Task item: The reply should hold every record, copied exactly, and none of the pictures.

Dataset content:
• • • •

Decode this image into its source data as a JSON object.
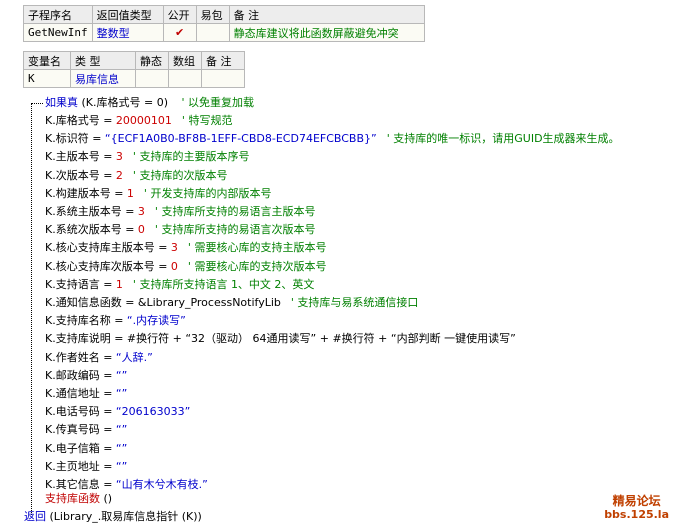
{
  "sub_table": {
    "headers": [
      "子程序名",
      "返回值类型",
      "公开",
      "易包",
      "备 注"
    ],
    "row": {
      "name": "GetNewInf",
      "return_type": "整数型",
      "public_check": "✔",
      "package": "",
      "remark": "静态库建议将此函数屏蔽避免冲突"
    }
  },
  "var_table": {
    "headers": [
      "变量名",
      "类 型",
      "静态",
      "数组",
      "备 注"
    ],
    "row": {
      "name": "K",
      "type": "易库信息",
      "static": "",
      "array": "",
      "remark": ""
    }
  },
  "code": {
    "if_line": {
      "kw": "如果真",
      "cond": "(K.库格式号 = 0)",
      "comment": "' 以免重复加载"
    },
    "lines": [
      {
        "code": "K.库格式号 = ",
        "val": "20000101",
        "val_kind": "num",
        "comment": "' 特写规范"
      },
      {
        "code": "K.标识符 = ",
        "val": "“{ECF1A0B0-BF8B-1EFF-CBD8-ECD74EFCBCBB}”",
        "val_kind": "str",
        "comment": "' 支持库的唯一标识，请用GUID生成器来生成。"
      },
      {
        "code": "K.主版本号 = ",
        "val": "3",
        "val_kind": "num",
        "comment": "' 支持库的主要版本序号"
      },
      {
        "code": "K.次版本号 = ",
        "val": "2",
        "val_kind": "num",
        "comment": "' 支持库的次版本号"
      },
      {
        "code": "K.构建版本号 = ",
        "val": "1",
        "val_kind": "num",
        "comment": "' 开发支持库的内部版本号"
      },
      {
        "code": "K.系统主版本号 = ",
        "val": "3",
        "val_kind": "num",
        "comment": "' 支持库所支持的易语言主版本号"
      },
      {
        "code": "K.系统次版本号 = ",
        "val": "0",
        "val_kind": "num",
        "comment": "' 支持库所支持的易语言次版本号"
      },
      {
        "code": "K.核心支持库主版本号 = ",
        "val": "3",
        "val_kind": "num",
        "comment": "' 需要核心库的支持主版本号"
      },
      {
        "code": "K.核心支持库次版本号 = ",
        "val": "0",
        "val_kind": "num",
        "comment": "' 需要核心库的支持次版本号"
      },
      {
        "code": "K.支持语言 = ",
        "val": "1",
        "val_kind": "num",
        "comment": "' 支持库所支持语言 1、中文 2、英文"
      },
      {
        "code": "K.通知信息函数 = ",
        "val": "&Library_ProcessNotifyLib",
        "val_kind": "plain",
        "comment": "' 支持库与易系统通信接口"
      },
      {
        "code": "K.支持库名称 = ",
        "val": "“.内存读写”",
        "val_kind": "str",
        "comment": ""
      },
      {
        "code": "K.支持库说明 = ",
        "val": "#换行符 + “32（驱动） 64通用读写” + #换行符 + “内部判断 一键使用读写”",
        "val_kind": "plain",
        "comment": ""
      },
      {
        "code": "K.作者姓名 = ",
        "val": "“人辞.”",
        "val_kind": "str",
        "comment": ""
      },
      {
        "code": "K.邮政编码 = ",
        "val": "“”",
        "val_kind": "str",
        "comment": ""
      },
      {
        "code": "K.通信地址 = ",
        "val": "“”",
        "val_kind": "str",
        "comment": ""
      },
      {
        "code": "K.电话号码 = ",
        "val": "“206163033”",
        "val_kind": "str",
        "comment": ""
      },
      {
        "code": "K.传真号码 = ",
        "val": "“”",
        "val_kind": "str",
        "comment": ""
      },
      {
        "code": "K.电子信箱 = ",
        "val": "“”",
        "val_kind": "str",
        "comment": ""
      },
      {
        "code": "K.主页地址 = ",
        "val": "“”",
        "val_kind": "str",
        "comment": ""
      },
      {
        "code": "K.其它信息 = ",
        "val": "“山有木兮木有枝.”",
        "val_kind": "str",
        "comment": ""
      }
    ],
    "call_line": {
      "fn": "支持库函数",
      "args": "()"
    },
    "return_line": {
      "kw": "返回",
      "args": "(Library_.取易库信息指针 (K))"
    }
  },
  "watermark": {
    "line1": "精易论坛",
    "line2": "bbs.125.la"
  }
}
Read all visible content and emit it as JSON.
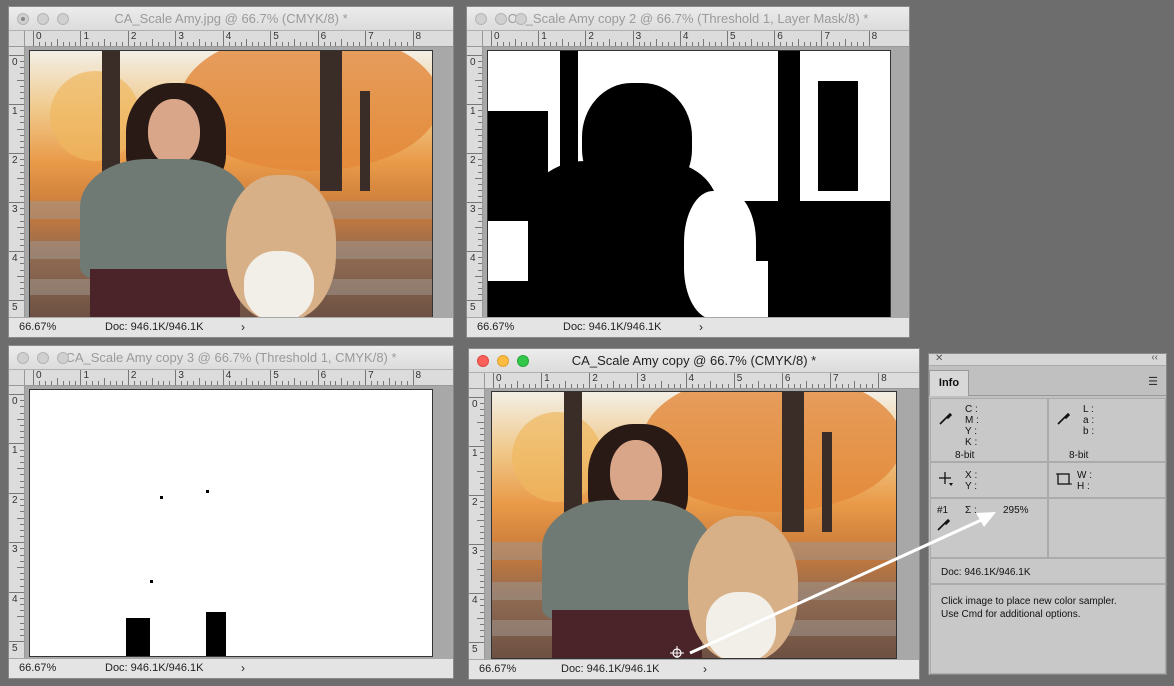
{
  "windows": [
    {
      "title": "CA_Scale Amy.jpg @ 66.7% (CMYK/8) *",
      "zoom": "66.67%",
      "doc": "Doc: 946.1K/946.1K",
      "hruler": [
        "0",
        "1",
        "2",
        "3",
        "4",
        "5",
        "6",
        "7",
        "8"
      ],
      "vruler": [
        "0",
        "1",
        "2",
        "3",
        "4",
        "5"
      ]
    },
    {
      "title": "CA_Scale Amy copy 2 @ 66.7% (Threshold 1, Layer Mask/8) *",
      "zoom": "66.67%",
      "doc": "Doc: 946.1K/946.1K",
      "hruler": [
        "0",
        "1",
        "2",
        "3",
        "4",
        "5",
        "6",
        "7",
        "8"
      ],
      "vruler": [
        "0",
        "1",
        "2",
        "3",
        "4",
        "5"
      ]
    },
    {
      "title": "CA_Scale Amy copy 3 @ 66.7% (Threshold 1, CMYK/8) *",
      "zoom": "66.67%",
      "doc": "Doc: 946.1K/946.1K",
      "hruler": [
        "0",
        "1",
        "2",
        "3",
        "4",
        "5",
        "6",
        "7",
        "8"
      ],
      "vruler": [
        "0",
        "1",
        "2",
        "3",
        "4",
        "5"
      ]
    },
    {
      "title": "CA_Scale Amy copy @ 66.7% (CMYK/8) *",
      "zoom": "66.67%",
      "doc": "Doc: 946.1K/946.1K",
      "hruler": [
        "0",
        "1",
        "2",
        "3",
        "4",
        "5",
        "6",
        "7",
        "8"
      ],
      "vruler": [
        "0",
        "1",
        "2",
        "3",
        "4",
        "5"
      ]
    }
  ],
  "status_arrow": "›",
  "info_panel": {
    "tab": "Info",
    "cmyk_labels": "C :\nM :\nY :\nK :",
    "lab_labels": "L :\na :\nb :",
    "bit_left": "8-bit",
    "bit_right": "8-bit",
    "xy_labels": "X :\nY :",
    "wh_labels": "W :\nH :",
    "sampler_num": "#1",
    "sigma": "Σ :",
    "sampler_value": "295%",
    "doc": "Doc: 946.1K/946.1K",
    "hint": "Click image to place new color sampler.\nUse Cmd for additional options."
  }
}
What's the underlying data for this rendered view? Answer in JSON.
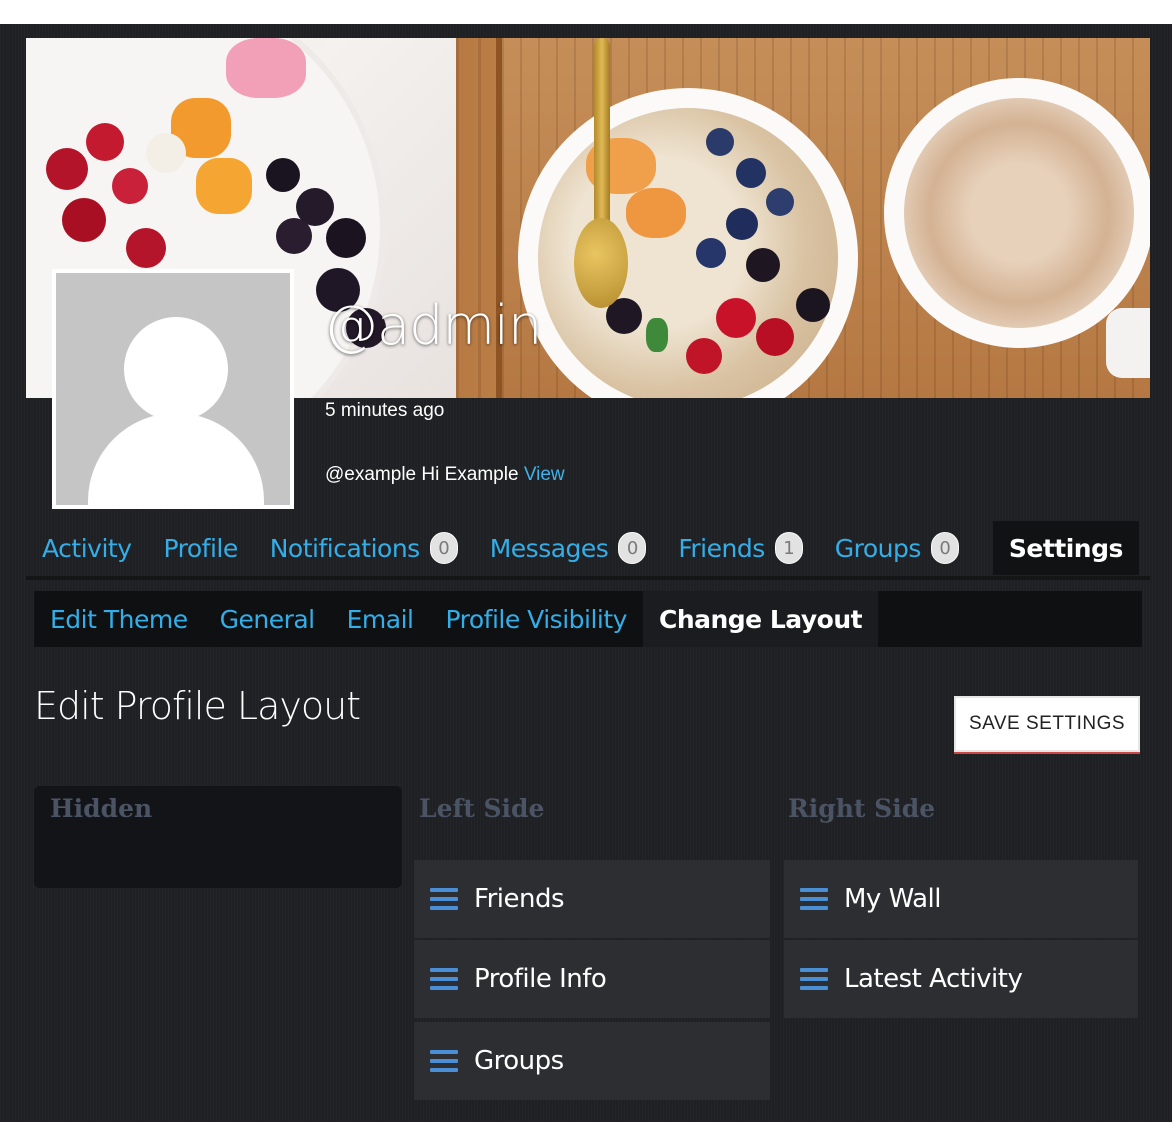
{
  "profile": {
    "username": "@admin",
    "last_active": "5 minutes ago",
    "status_text": "@example Hi Example",
    "status_link": "View"
  },
  "nav": {
    "items": [
      {
        "label": "Activity"
      },
      {
        "label": "Profile"
      },
      {
        "label": "Notifications",
        "count": "0"
      },
      {
        "label": "Messages",
        "count": "0"
      },
      {
        "label": "Friends",
        "count": "1"
      },
      {
        "label": "Groups",
        "count": "0"
      },
      {
        "label": "Settings",
        "active": true
      }
    ]
  },
  "subnav": {
    "items": [
      {
        "label": "Edit Theme"
      },
      {
        "label": "General"
      },
      {
        "label": "Email"
      },
      {
        "label": "Profile Visibility"
      },
      {
        "label": "Change Layout",
        "active": true
      }
    ]
  },
  "page": {
    "title": "Edit Profile Layout",
    "save_label": "SAVE SETTINGS"
  },
  "columns": {
    "hidden": {
      "title": "Hidden",
      "items": []
    },
    "left": {
      "title": "Left Side",
      "items": [
        "Friends",
        "Profile Info",
        "Groups"
      ]
    },
    "right": {
      "title": "Right Side",
      "items": [
        "My Wall",
        "Latest Activity"
      ]
    }
  },
  "colors": {
    "accent": "#33aee8",
    "background": "#1f2023",
    "item_bg": "#2d2e31",
    "drag_icon": "#4a8fd6"
  },
  "icons": {
    "drag_handle": "drag-handle-icon",
    "avatar": "default-avatar-icon"
  }
}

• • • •

Output for this exercise:
Decode this image into its source data as a JSON object.
{
  "sub_table": {
    "headers": [
      "子程序名",
      "返回值类型",
      "公开",
      "易包",
      "备 注"
    ],
    "row": {
      "name": "GetNewInf",
      "return_type": "整数型",
      "public_check": "✔",
      "package": "",
      "remark": "静态库建议将此函数屏蔽避免冲突"
    }
  },
  "var_table": {
    "headers": [
      "变量名",
      "类 型",
      "静态",
      "数组",
      "备 注"
    ],
    "row": {
      "name": "K",
      "type": "易库信息",
      "static": "",
      "array": "",
      "remark": ""
    }
  },
  "code": {
    "if_line": {
      "kw": "如果真",
      "cond": "(K.库格式号 = 0)",
      "comment": "' 以免重复加载"
    },
    "lines": [
      {
        "code": "K.库格式号 = ",
        "val": "20000101",
        "val_kind": "num",
        "comment": "' 特写规范"
      },
      {
        "code": "K.标识符 = ",
        "val": "“{ECF1A0B0-BF8B-1EFF-CBD8-ECD74EFCBCBB}”",
        "val_kind": "str",
        "comment": "' 支持库的唯一标识，请用GUID生成器来生成。"
      },
      {
        "code": "K.主版本号 = ",
        "val": "3",
        "val_kind": "num",
        "comment": "' 支持库的主要版本序号"
      },
      {
        "code": "K.次版本号 = ",
        "val": "2",
        "val_kind": "num",
        "comment": "' 支持库的次版本号"
      },
      {
        "code": "K.构建版本号 = ",
        "val": "1",
        "val_kind": "num",
        "comment": "' 开发支持库的内部版本号"
      },
      {
        "code": "K.系统主版本号 = ",
        "val": "3",
        "val_kind": "num",
        "comment": "' 支持库所支持的易语言主版本号"
      },
      {
        "code": "K.系统次版本号 = ",
        "val": "0",
        "val_kind": "num",
        "comment": "' 支持库所支持的易语言次版本号"
      },
      {
        "code": "K.核心支持库主版本号 = ",
        "val": "3",
        "val_kind": "num",
        "comment": "' 需要核心库的支持主版本号"
      },
      {
        "code": "K.核心支持库次版本号 = ",
        "val": "0",
        "val_kind": "num",
        "comment": "' 需要核心库的支持次版本号"
      },
      {
        "code": "K.支持语言 = ",
        "val": "1",
        "val_kind": "num",
        "comment": "' 支持库所支持语言 1、中文 2、英文"
      },
      {
        "code": "K.通知信息函数 = ",
        "val": "&Library_ProcessNotifyLib",
        "val_kind": "plain",
        "comment": "' 支持库与易系统通信接口"
      },
      {
        "code": "K.支持库名称 = ",
        "val": "“.内存读写”",
        "val_kind": "str",
        "comment": ""
      },
      {
        "code": "K.支持库说明 = ",
        "val": "#换行符 + “32（驱动） 64通用读写” + #换行符 + “内部判断 一键使用读写”",
        "val_kind": "plain",
        "comment": ""
      },
      {
        "code": "K.作者姓名 = ",
        "val": "“人辞.”",
        "val_kind": "str",
        "comment": ""
      },
      {
        "code": "K.邮政编码 = ",
        "val": "“”",
        "val_kind": "str",
        "comment": ""
      },
      {
        "code": "K.通信地址 = ",
        "val": "“”",
        "val_kind": "str",
        "comment": ""
      },
      {
        "code": "K.电话号码 = ",
        "val": "“206163033”",
        "val_kind": "str",
        "comment": ""
      },
      {
        "code": "K.传真号码 = ",
        "val": "“”",
        "val_kind": "str",
        "comment": ""
      },
      {
        "code": "K.电子信箱 = ",
        "val": "“”",
        "val_kind": "str",
        "comment": ""
      },
      {
        "code": "K.主页地址 = ",
        "val": "“”",
        "val_kind": "str",
        "comment": ""
      },
      {
        "code": "K.其它信息 = ",
        "val": "“山有木兮木有枝.”",
        "val_kind": "str",
        "comment": ""
      }
    ],
    "call_line": {
      "fn": "支持库函数",
      "args": "()"
    },
    "return_line": {
      "kw": "返回",
      "args": "(Library_.取易库信息指针 (K))"
    }
  },
  "watermark": {
    "line1": "精易论坛",
    "line2": "bbs.125.la"
  }
}
Read all visible content and emit it as JSON.
{
  "windows": [
    {
      "title": "CA_Scale Amy.jpg @ 66.7% (CMYK/8) *",
      "zoom": "66.67%",
      "doc": "Doc: 946.1K/946.1K",
      "hruler": [
        "0",
        "1",
        "2",
        "3",
        "4",
        "5",
        "6",
        "7",
        "8"
      ],
      "vruler": [
        "0",
        "1",
        "2",
        "3",
        "4",
        "5"
      ]
    },
    {
      "title": "CA_Scale Amy copy 2 @ 66.7% (Threshold 1, Layer Mask/8) *",
      "zoom": "66.67%",
      "doc": "Doc: 946.1K/946.1K",
      "hruler": [
        "0",
        "1",
        "2",
        "3",
        "4",
        "5",
        "6",
        "7",
        "8"
      ],
      "vruler": [
        "0",
        "1",
        "2",
        "3",
        "4",
        "5"
      ]
    },
    {
      "title": "CA_Scale Amy copy 3 @ 66.7% (Threshold 1, CMYK/8) *",
      "zoom": "66.67%",
      "doc": "Doc: 946.1K/946.1K",
      "hruler": [
        "0",
        "1",
        "2",
        "3",
        "4",
        "5",
        "6",
        "7",
        "8"
      ],
      "vruler": [
        "0",
        "1",
        "2",
        "3",
        "4",
        "5"
      ]
    },
    {
      "title": "CA_Scale Amy copy @ 66.7% (CMYK/8) *",
      "zoom": "66.67%",
      "doc": "Doc: 946.1K/946.1K",
      "hruler": [
        "0",
        "1",
        "2",
        "3",
        "4",
        "5",
        "6",
        "7",
        "8"
      ],
      "vruler": [
        "0",
        "1",
        "2",
        "3",
        "4",
        "5"
      ]
    }
  ],
  "status_arrow": "›",
  "info_panel": {
    "tab": "Info",
    "cmyk_labels": "C :\nM :\nY :\nK :",
    "lab_labels": "L :\na :\nb :",
    "bit_left": "8-bit",
    "bit_right": "8-bit",
    "xy_labels": "X :\nY :",
    "wh_labels": "W :\nH :",
    "sampler_num": "#1",
    "sigma": "Σ :",
    "sampler_value": "295%",
    "doc": "Doc: 946.1K/946.1K",
    "hint": "Click image to place new color sampler.\nUse Cmd for additional options."
  }
}
What's the underlying data for this rendered view? Answer in JSON.
{
  "profile": {
    "username": "@admin",
    "last_active": "5 minutes ago",
    "status_text": "@example Hi Example",
    "status_link": "View"
  },
  "nav": {
    "items": [
      {
        "label": "Activity"
      },
      {
        "label": "Profile"
      },
      {
        "label": "Notifications",
        "count": "0"
      },
      {
        "label": "Messages",
        "count": "0"
      },
      {
        "label": "Friends",
        "count": "1"
      },
      {
        "label": "Groups",
        "count": "0"
      },
      {
        "label": "Settings",
        "active": true
      }
    ]
  },
  "subnav": {
    "items": [
      {
        "label": "Edit Theme"
      },
      {
        "label": "General"
      },
      {
        "label": "Email"
      },
      {
        "label": "Profile Visibility"
      },
      {
        "label": "Change Layout",
        "active": true
      }
    ]
  },
  "page": {
    "title": "Edit Profile Layout",
    "save_label": "SAVE SETTINGS"
  },
  "columns": {
    "hidden": {
      "title": "Hidden",
      "items": []
    },
    "left": {
      "title": "Left Side",
      "items": [
        "Friends",
        "Profile Info",
        "Groups"
      ]
    },
    "right": {
      "title": "Right Side",
      "items": [
        "My Wall",
        "Latest Activity"
      ]
    }
  },
  "colors": {
    "accent": "#33aee8",
    "background": "#1f2023",
    "item_bg": "#2d2e31",
    "drag_icon": "#4a8fd6"
  },
  "icons": {
    "drag_handle": "drag-handle-icon",
    "avatar": "default-avatar-icon"
  }
}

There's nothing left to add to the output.